The media player understands Hi-Res audio with FLAC, ALAC, WAV and DSD files. The networking to music is achieved via DLNA, AirPlay and Bluetooth, the control is most conveniently via the HEOS app. Denon has integrated Tune-In as the web radio, streaming services like Spotify, Juke !, SoundCloud, TIDAL, Deezer, Napster and Amazon Music have been outsourced to the HEOS app.
Denon AVR-X2500H Sound Quality
When measuring power, the Denon AVR-X2500H achieved slightly more watts than the previous year’s model on all 6 ohm loads (7.1, 5.1, 2.0); 82 Respective 68 watts in 5- or 7-channel mode are neat. At 4 ohms, the values dropped slightly, from 98 (5.1) and 73 watts (7.1) to 91 and 68 watts, respectively. Remarkably: The Eco mode (“On”) reduces the average power consumption from 283 to an economical 123 watts.
In the listening test, the Denon enraptured with its silky, pleasant yet fine-resolution playback, which allows stress-free listening even at high levels. With classical recordings such as the cantatas by Johann Sebastian Bach in DSD 5.1, the far and neatly illuminated room also surprised, making instruments and voices easily audible. However, our player had to convert the DSD stream via HDMI first into PCM sound, otherwise the Denon remained silent.
The Audyssey setup worked fine. All parameters were plausibly set, resulting in more control in the bass and a bigger sound. The loudness circuit “Dynamic EQ” provided for more volume and shine, but also loud surround speakers and covered basses. In addition, dialogues went down a bit. Audyssey Volume audibly reduced dynamic peaks in both DTS and Dolby sound.
With Dolby Atmos material the Denon spanned spacious and gapless sound fields; Effects were clearly traceable and locatable on the height boxes – although not as precise as it is the case with four top speakers. The effect orgy in “Battleship” from the DTS: X demo disc thundered as forcefully as spatially, but the gentle mind of Denon lacked some dynamically gripping temperament.
Whether Metal, Pop, Electro or Classical – in Pure Direct mode, Stereo music always sounds cultured, finely resolved and silky over Denon, allowing for stress-free long-term listening.
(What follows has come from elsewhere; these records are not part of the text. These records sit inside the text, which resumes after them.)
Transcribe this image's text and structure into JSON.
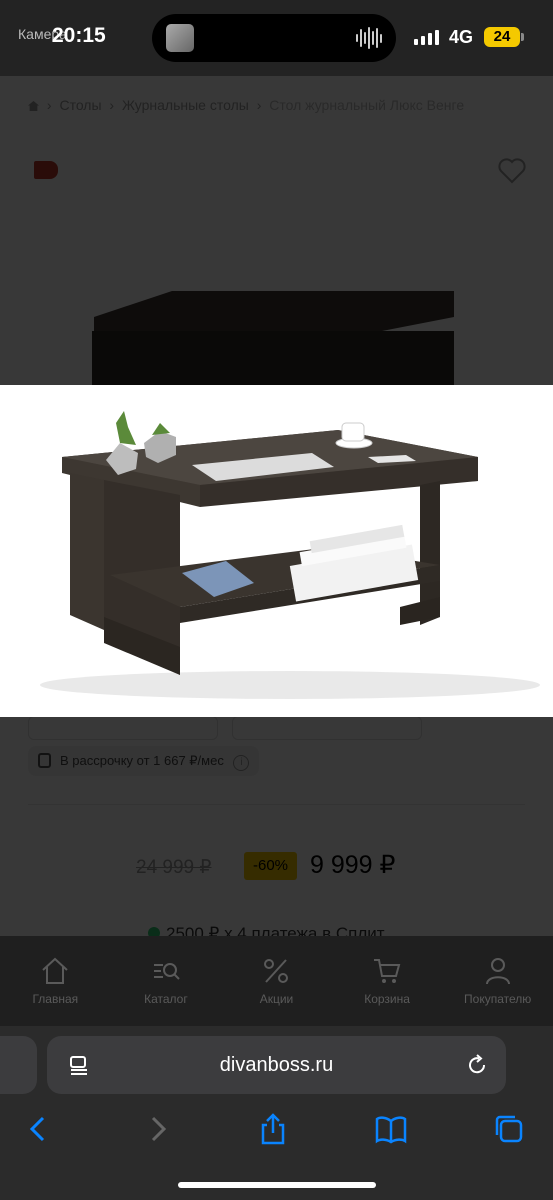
{
  "status_bar": {
    "back_app": "Камера",
    "time": "20:15",
    "network": "4G",
    "battery": "24"
  },
  "breadcrumbs": {
    "items": [
      "Столы",
      "Журнальные столы"
    ],
    "current": "Стол журнальный Люкс Венге"
  },
  "installment": {
    "label": "В рассрочку от 1 667 ₽/мес",
    "info": "i"
  },
  "price": {
    "old": "24 999 ₽",
    "discount": "-60%",
    "current": "9 999 ₽"
  },
  "split": {
    "text": "2500 ₽ х 4 платежа в Сплит"
  },
  "bottom_nav": {
    "items": [
      {
        "label": "Главная",
        "icon": "home-icon"
      },
      {
        "label": "Каталог",
        "icon": "catalog-search-icon"
      },
      {
        "label": "Акции",
        "icon": "percent-icon"
      },
      {
        "label": "Корзина",
        "icon": "cart-icon"
      },
      {
        "label": "Покупателю",
        "icon": "user-icon"
      }
    ]
  },
  "browser": {
    "url": "divanboss.ru"
  },
  "colors": {
    "accent_yellow": "#f4c900",
    "safari_blue": "#0a84ff",
    "table_wenge": "#3f3934"
  }
}
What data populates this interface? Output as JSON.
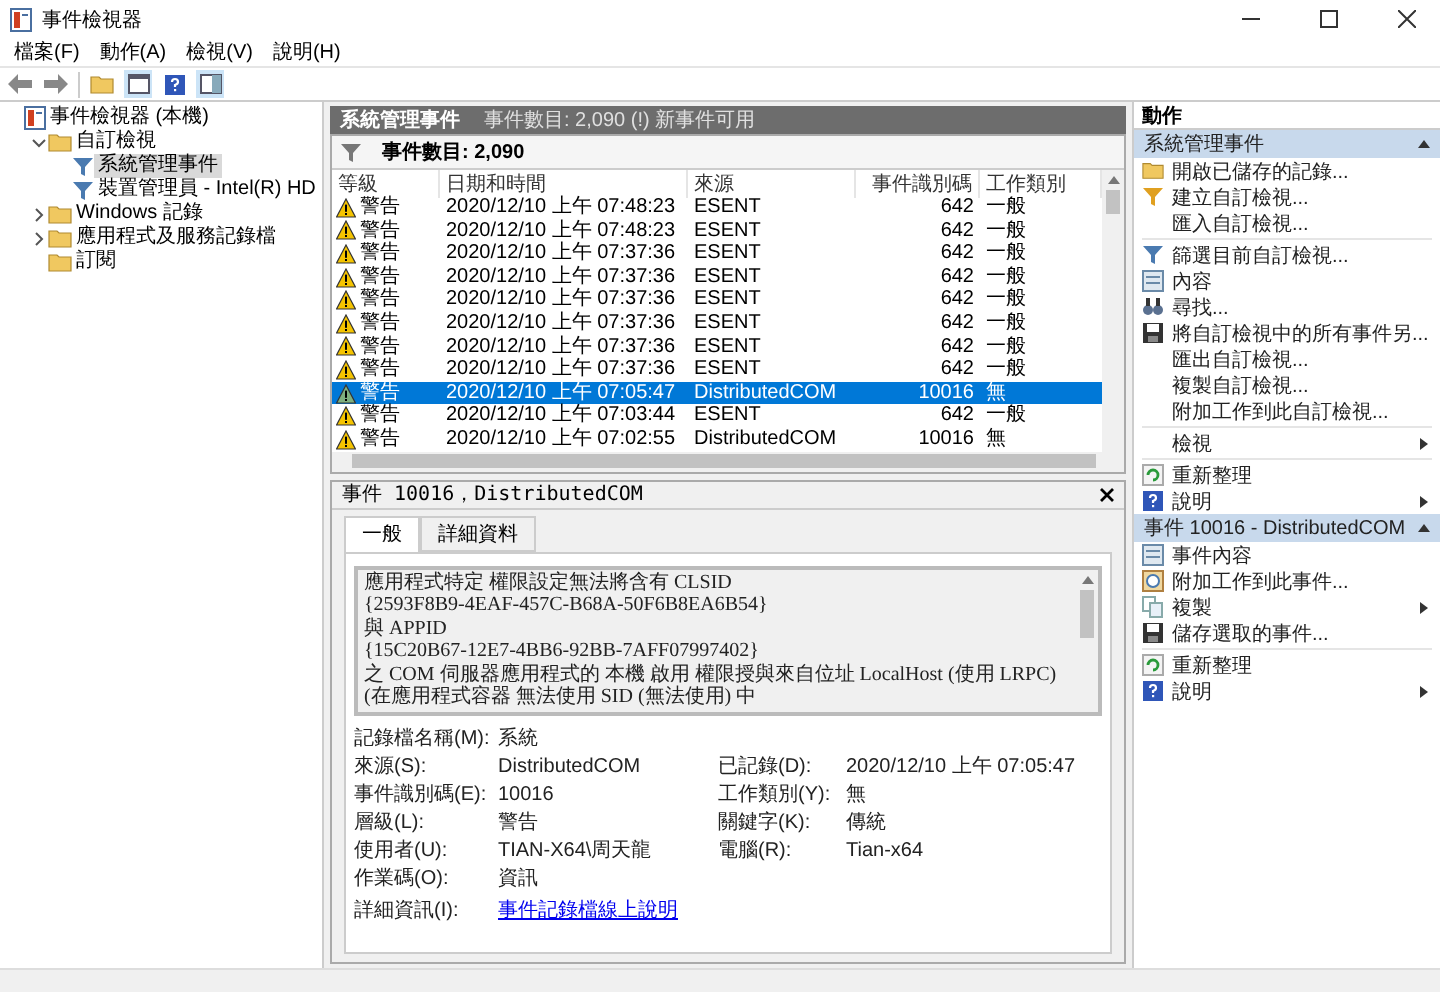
{
  "window": {
    "title": "事件檢視器"
  },
  "menu": [
    {
      "label": "檔案(F)"
    },
    {
      "label": "動作(A)"
    },
    {
      "label": "檢視(V)"
    },
    {
      "label": "說明(H)"
    }
  ],
  "tree": {
    "items": [
      {
        "label": "事件檢視器 (本機)",
        "selected": false,
        "children": [
          {
            "label": "自訂檢視",
            "selected": false,
            "expanded": true,
            "children": [
              {
                "label": "系統管理事件",
                "selected": true
              },
              {
                "label": "裝置管理員 - Intel(R) HD",
                "selected": false
              }
            ]
          },
          {
            "label": "Windows 記錄",
            "selected": false,
            "expanded": false
          },
          {
            "label": "應用程式及服務記錄檔",
            "selected": false,
            "expanded": false
          },
          {
            "label": "訂閱",
            "selected": false
          }
        ]
      }
    ]
  },
  "events_panel": {
    "title": "系統管理事件",
    "subtitle": "事件數目: 2,090 (!) 新事件可用",
    "filter_label": "事件數目: 2,090",
    "columns": [
      "等級",
      "日期和時間",
      "來源",
      "事件識別碼",
      "工作類別"
    ],
    "rows": [
      {
        "level": "警告",
        "datetime": "2020/12/10 上午 07:48:23",
        "source": "ESENT",
        "event_id": "642",
        "category": "一般",
        "selected": false
      },
      {
        "level": "警告",
        "datetime": "2020/12/10 上午 07:48:23",
        "source": "ESENT",
        "event_id": "642",
        "category": "一般",
        "selected": false
      },
      {
        "level": "警告",
        "datetime": "2020/12/10 上午 07:37:36",
        "source": "ESENT",
        "event_id": "642",
        "category": "一般",
        "selected": false
      },
      {
        "level": "警告",
        "datetime": "2020/12/10 上午 07:37:36",
        "source": "ESENT",
        "event_id": "642",
        "category": "一般",
        "selected": false
      },
      {
        "level": "警告",
        "datetime": "2020/12/10 上午 07:37:36",
        "source": "ESENT",
        "event_id": "642",
        "category": "一般",
        "selected": false
      },
      {
        "level": "警告",
        "datetime": "2020/12/10 上午 07:37:36",
        "source": "ESENT",
        "event_id": "642",
        "category": "一般",
        "selected": false
      },
      {
        "level": "警告",
        "datetime": "2020/12/10 上午 07:37:36",
        "source": "ESENT",
        "event_id": "642",
        "category": "一般",
        "selected": false
      },
      {
        "level": "警告",
        "datetime": "2020/12/10 上午 07:37:36",
        "source": "ESENT",
        "event_id": "642",
        "category": "一般",
        "selected": false
      },
      {
        "level": "警告",
        "datetime": "2020/12/10 上午 07:05:47",
        "source": "DistributedCOM",
        "event_id": "10016",
        "category": "無",
        "selected": true
      },
      {
        "level": "警告",
        "datetime": "2020/12/10 上午 07:03:44",
        "source": "ESENT",
        "event_id": "642",
        "category": "一般",
        "selected": false
      },
      {
        "level": "警告",
        "datetime": "2020/12/10 上午 07:02:55",
        "source": "DistributedCOM",
        "event_id": "10016",
        "category": "無",
        "selected": false
      }
    ]
  },
  "detail": {
    "title": "事件 10016，DistributedCOM",
    "tabs": [
      {
        "label": "一般",
        "selected": true
      },
      {
        "label": "詳細資料",
        "selected": false
      }
    ],
    "description": [
      "應用程式特定 權限設定無法將含有 CLSID",
      "{2593F8B9-4EAF-457C-B68A-50F6B8EA6B54}",
      "與 APPID",
      "{15C20B67-12E7-4BB6-92BB-7AFF07997402}",
      "之 COM 伺服器應用程式的 本機 啟用 權限授與來自位址 LocalHost (使用 LRPC) (在應用程式容器 無法使用 SID (無法使用) 中"
    ],
    "fields": [
      {
        "left": {
          "label": "記錄檔名稱(M):",
          "value": "系統"
        }
      },
      {
        "left": {
          "label": "來源(S):",
          "value": "DistributedCOM"
        },
        "right": {
          "label": "已記錄(D):",
          "value": "2020/12/10 上午 07:05:47"
        }
      },
      {
        "left": {
          "label": "事件識別碼(E):",
          "value": "10016"
        },
        "right": {
          "label": "工作類別(Y):",
          "value": "無"
        }
      },
      {
        "left": {
          "label": "層級(L):",
          "value": "警告"
        },
        "right": {
          "label": "關鍵字(K):",
          "value": "傳統"
        }
      },
      {
        "left": {
          "label": "使用者(U):",
          "value": "TIAN-X64\\周天龍"
        },
        "right": {
          "label": "電腦(R):",
          "value": "Tian-x64"
        }
      },
      {
        "left": {
          "label": "作業碼(O):",
          "value": "資訊"
        }
      }
    ],
    "link": {
      "label": "詳細資訊(I):",
      "text": "事件記錄檔線上說明"
    }
  },
  "actions": {
    "title": "動作",
    "sections": [
      {
        "title": "系統管理事件",
        "expanded": true,
        "groups": [
          [
            {
              "label": "開啟已儲存的記錄...",
              "submenu": false
            },
            {
              "label": "建立自訂檢視...",
              "submenu": false
            },
            {
              "label": "匯入自訂檢視...",
              "submenu": false
            }
          ],
          [
            {
              "label": "篩選目前自訂檢視...",
              "submenu": false
            },
            {
              "label": "內容",
              "submenu": false
            },
            {
              "label": "尋找...",
              "submenu": false
            },
            {
              "label": "將自訂檢視中的所有事件另...",
              "submenu": false
            },
            {
              "label": "匯出自訂檢視...",
              "submenu": false
            },
            {
              "label": "複製自訂檢視...",
              "submenu": false
            },
            {
              "label": "附加工作到此自訂檢視...",
              "submenu": false
            }
          ],
          [
            {
              "label": "檢視",
              "submenu": true
            }
          ],
          [
            {
              "label": "重新整理",
              "submenu": false
            },
            {
              "label": "說明",
              "submenu": true
            }
          ]
        ]
      },
      {
        "title": "事件 10016 - DistributedCOM",
        "expanded": true,
        "groups": [
          [
            {
              "label": "事件內容",
              "submenu": false
            },
            {
              "label": "附加工作到此事件...",
              "submenu": false
            },
            {
              "label": "複製",
              "submenu": true
            },
            {
              "label": "儲存選取的事件...",
              "submenu": false
            }
          ],
          [
            {
              "label": "重新整理",
              "submenu": false
            },
            {
              "label": "說明",
              "submenu": true
            }
          ]
        ]
      }
    ]
  }
}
The Klangbühne was also convincing in width and depth.
Denon’s AVR-X2500H brings improvements in both hardware and software, and the design is also new. The price of 700 euros remained the same. Thanks to extensive multimedia equipment, full 4K support and good sound, the little Japanese wins the test victory, albeit conceivably tight.